Halloumi exports stutter after ten-year boom

5 mins read

The COVID-19 pandemic has brought an abrupt end to a ten-year growth in Halloumi exports, with dairy producers uncertain of the future as mountains of the squeaky cheese pile up in Cyprus and the UK.

After a record year for Cyprus’ flagship export halloumi, demand for the island’s traditional hard cheese has slowed with order cancellations and undelivered quantities mounting due to lockdowns across Europe to combat coronavirus.

Cypriot dairy producers say despite an increase in exports on paper in early 2021, with €95 mln exported compared to €93 last year, it’s looking bad for halloumi.

In 2020 Cyprus halloumi exports yielded a whopping €270 mln, breaking all previous records; however, the export figures for the first four months of 2021 are deceiving as most goods have yet to reach supermarkets shelves.

“The majority of exports have been sent to storage facilities in the UK, as Cypriot dairy producers do not have enough fridges to store large quantities of Halloumi left unsold due to the coronavirus pandemic,” said the head of the Dairy Producers Association George Petrou.

Petrou said tens of thousands of tonnes of the traditional cheese are now in deep freeze facilities in Cyprus and the UK, as demand has plummeted.

“As the UK is our biggest market, and we do not have enough freezers on the island, it made sense to export it to the UK, with the products being ready to hit shelves once demand rises.

“Hopefully, this will happen once all COVID restrictions are lifted,” said Petrou.

Out of the 40,000 tonnes of Halloumi exports worth €266.5 mln, more than 17,000 tonnes worth €115 mln were sold to UK importers.

Due to COVID restrictions, people’s shopping habits have changed, as people spend less, while the catering industry has essentially been closed for a year.

Petrou said dairy producers do not see the year ending well for them, as they already have a large surplus of products on their hands.

An agreement with the Agriculture Ministry obliges them to absorb all the available goat and sheep milk in the market.

“COVID struck when the industry was at its best.

“Exports have been on an upward trend for the past ten years with estimates predicting that Halloumi sales could more than double.”

The Agriculture Ministry estimates the value of the global halloumi cheese market at €420 mln.

According to Dublin-based Researchandmarkets.com, the halloumi market is projected to nearly double in six years to reach $737.0 mln by 2027, registering a compound annual growth rate (CAGR) of 10% from 2021 to 2027.

The study showed that key players in the halloumi cheese industry profiled in the report are Petrou Bros Dairy Products, Zita Dairies, Hadjipieris, Galaktokomio A.D.S Dafni, all in Cyprus.

They are followed by Arla foods in Denmark, Almarai (Saudi Arabia) and Nordex Foods A/S (Denmark).

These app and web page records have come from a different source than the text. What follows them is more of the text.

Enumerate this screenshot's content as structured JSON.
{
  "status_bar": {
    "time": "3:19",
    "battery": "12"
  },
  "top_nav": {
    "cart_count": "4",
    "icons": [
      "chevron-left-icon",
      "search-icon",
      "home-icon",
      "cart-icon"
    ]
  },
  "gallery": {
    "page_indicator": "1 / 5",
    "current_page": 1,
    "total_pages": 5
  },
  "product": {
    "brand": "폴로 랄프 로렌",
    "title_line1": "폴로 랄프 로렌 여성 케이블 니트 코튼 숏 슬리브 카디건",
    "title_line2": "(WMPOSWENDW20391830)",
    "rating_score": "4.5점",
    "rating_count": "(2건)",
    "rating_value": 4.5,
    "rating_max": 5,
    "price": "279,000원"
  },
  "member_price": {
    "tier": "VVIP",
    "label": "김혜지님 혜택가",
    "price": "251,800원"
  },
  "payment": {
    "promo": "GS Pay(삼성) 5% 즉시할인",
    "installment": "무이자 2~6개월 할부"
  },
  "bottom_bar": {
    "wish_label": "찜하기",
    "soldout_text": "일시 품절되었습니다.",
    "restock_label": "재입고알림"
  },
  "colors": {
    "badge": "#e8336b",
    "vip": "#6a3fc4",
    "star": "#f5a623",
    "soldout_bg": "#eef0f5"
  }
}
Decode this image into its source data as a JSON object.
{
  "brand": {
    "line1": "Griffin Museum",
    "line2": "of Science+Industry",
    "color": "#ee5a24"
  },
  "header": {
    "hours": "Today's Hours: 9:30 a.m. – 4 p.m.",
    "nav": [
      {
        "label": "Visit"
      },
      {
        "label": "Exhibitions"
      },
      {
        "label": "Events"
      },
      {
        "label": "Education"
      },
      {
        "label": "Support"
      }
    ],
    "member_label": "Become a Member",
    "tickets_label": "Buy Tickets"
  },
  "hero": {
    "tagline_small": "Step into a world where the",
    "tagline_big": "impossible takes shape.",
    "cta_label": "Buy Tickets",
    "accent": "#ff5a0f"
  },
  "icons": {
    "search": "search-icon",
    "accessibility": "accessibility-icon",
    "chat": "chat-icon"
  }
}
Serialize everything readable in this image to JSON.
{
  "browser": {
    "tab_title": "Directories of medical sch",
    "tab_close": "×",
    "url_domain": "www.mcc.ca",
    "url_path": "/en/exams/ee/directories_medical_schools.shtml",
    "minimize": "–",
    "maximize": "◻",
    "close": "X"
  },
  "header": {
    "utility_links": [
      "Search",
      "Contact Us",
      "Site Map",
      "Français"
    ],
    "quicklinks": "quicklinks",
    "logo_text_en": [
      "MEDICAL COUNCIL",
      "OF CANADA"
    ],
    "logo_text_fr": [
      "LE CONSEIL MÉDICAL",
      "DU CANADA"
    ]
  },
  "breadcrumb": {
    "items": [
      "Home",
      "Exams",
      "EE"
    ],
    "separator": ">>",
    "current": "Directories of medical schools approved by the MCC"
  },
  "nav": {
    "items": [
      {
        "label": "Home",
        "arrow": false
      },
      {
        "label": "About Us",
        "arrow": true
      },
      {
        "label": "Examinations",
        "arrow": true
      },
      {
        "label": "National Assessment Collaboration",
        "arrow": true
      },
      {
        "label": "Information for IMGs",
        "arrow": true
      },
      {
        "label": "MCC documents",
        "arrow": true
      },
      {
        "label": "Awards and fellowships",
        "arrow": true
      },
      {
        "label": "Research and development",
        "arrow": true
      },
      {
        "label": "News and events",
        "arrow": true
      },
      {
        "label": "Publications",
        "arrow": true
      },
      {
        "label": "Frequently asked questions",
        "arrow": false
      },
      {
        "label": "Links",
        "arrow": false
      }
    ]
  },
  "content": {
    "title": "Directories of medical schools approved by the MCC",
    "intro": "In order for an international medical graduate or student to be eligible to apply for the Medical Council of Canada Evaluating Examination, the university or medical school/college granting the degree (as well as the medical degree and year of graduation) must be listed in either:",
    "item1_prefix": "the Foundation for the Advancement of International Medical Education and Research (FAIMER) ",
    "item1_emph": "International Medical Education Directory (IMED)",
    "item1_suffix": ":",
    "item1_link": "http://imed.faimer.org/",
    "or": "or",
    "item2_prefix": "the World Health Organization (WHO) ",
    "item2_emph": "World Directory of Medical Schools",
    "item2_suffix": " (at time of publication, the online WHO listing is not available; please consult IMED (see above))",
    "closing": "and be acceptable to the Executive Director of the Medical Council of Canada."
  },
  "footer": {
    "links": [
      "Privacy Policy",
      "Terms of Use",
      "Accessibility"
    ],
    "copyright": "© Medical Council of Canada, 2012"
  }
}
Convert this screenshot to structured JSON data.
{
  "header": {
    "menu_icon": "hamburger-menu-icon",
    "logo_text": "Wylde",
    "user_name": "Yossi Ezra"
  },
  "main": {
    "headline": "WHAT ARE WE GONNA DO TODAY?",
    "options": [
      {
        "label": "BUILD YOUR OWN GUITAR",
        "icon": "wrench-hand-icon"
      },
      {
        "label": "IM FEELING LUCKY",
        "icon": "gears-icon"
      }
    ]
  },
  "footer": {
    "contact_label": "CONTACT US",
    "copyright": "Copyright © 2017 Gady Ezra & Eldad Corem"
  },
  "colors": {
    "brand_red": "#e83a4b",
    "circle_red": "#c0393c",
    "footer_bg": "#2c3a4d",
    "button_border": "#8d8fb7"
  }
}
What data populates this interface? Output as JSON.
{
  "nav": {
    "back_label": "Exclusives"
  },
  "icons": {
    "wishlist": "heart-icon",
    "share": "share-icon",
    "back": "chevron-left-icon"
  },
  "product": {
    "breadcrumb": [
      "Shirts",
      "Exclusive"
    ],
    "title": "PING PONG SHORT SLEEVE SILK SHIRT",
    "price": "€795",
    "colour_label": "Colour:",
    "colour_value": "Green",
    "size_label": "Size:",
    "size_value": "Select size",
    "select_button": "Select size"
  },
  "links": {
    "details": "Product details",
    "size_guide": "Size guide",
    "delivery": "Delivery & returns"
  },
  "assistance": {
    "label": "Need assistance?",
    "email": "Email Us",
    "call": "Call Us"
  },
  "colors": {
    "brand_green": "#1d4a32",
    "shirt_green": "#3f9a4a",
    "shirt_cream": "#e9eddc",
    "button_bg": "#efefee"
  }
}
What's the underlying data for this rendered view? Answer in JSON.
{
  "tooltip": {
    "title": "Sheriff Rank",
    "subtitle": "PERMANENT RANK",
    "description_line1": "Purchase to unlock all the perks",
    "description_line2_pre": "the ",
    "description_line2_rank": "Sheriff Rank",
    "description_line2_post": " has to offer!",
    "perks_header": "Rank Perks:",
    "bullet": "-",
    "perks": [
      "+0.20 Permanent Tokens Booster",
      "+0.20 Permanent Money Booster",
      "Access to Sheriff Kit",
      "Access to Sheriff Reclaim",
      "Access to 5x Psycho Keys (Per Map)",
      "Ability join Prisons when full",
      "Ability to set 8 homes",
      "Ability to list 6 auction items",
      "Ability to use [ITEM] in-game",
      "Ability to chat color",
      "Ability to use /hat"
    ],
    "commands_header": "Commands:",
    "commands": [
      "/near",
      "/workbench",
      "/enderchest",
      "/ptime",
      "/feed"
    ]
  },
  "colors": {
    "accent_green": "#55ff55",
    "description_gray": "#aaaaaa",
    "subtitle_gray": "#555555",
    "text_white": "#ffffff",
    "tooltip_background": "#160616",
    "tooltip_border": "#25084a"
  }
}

According to the available data, the exports of Cyprus halloumi in the last five years show a steady annual increase of 20-22%.

In 2017 – 2019, exports jumped from 23,431 tonnes in 2017 to 33,672 tonnes in 2019, marking an increase of 43% in just three years.

A corresponding increase in exports is observed in value, 43% during the three years, reaching €223.7 mln in 2019, making halloumi the second most important product in terms of export value, after medicines.

Dairy producers agreed to buy all available milk produced by cattle breeders, following a deal with the government not to increase goat or sheep milk in the halloumi mix introduced with the acceptance of the PDO file (Product of Designated Origin) file by the EU.

In previous years, dairy producers and the Ministry of Agriculture pressured cow and sheep breeders to increase milk production to meet the halloumi PDO file demands.

The sides agreed to a road map leading to 2024 when the ratio for goat or sheep and cow milk should be at least 25%-75%, respectively.

According to the traditional recipe, the government wants to increase the ratio before 2024 when producers must follow the PDO guidelines, using at least 51% of sheep’s and goats’ milk.

“The obligation to buy all the available milk from the market will only lead to more Halloumi being stored in freezers in Cyprus and the UK,” said Petrou.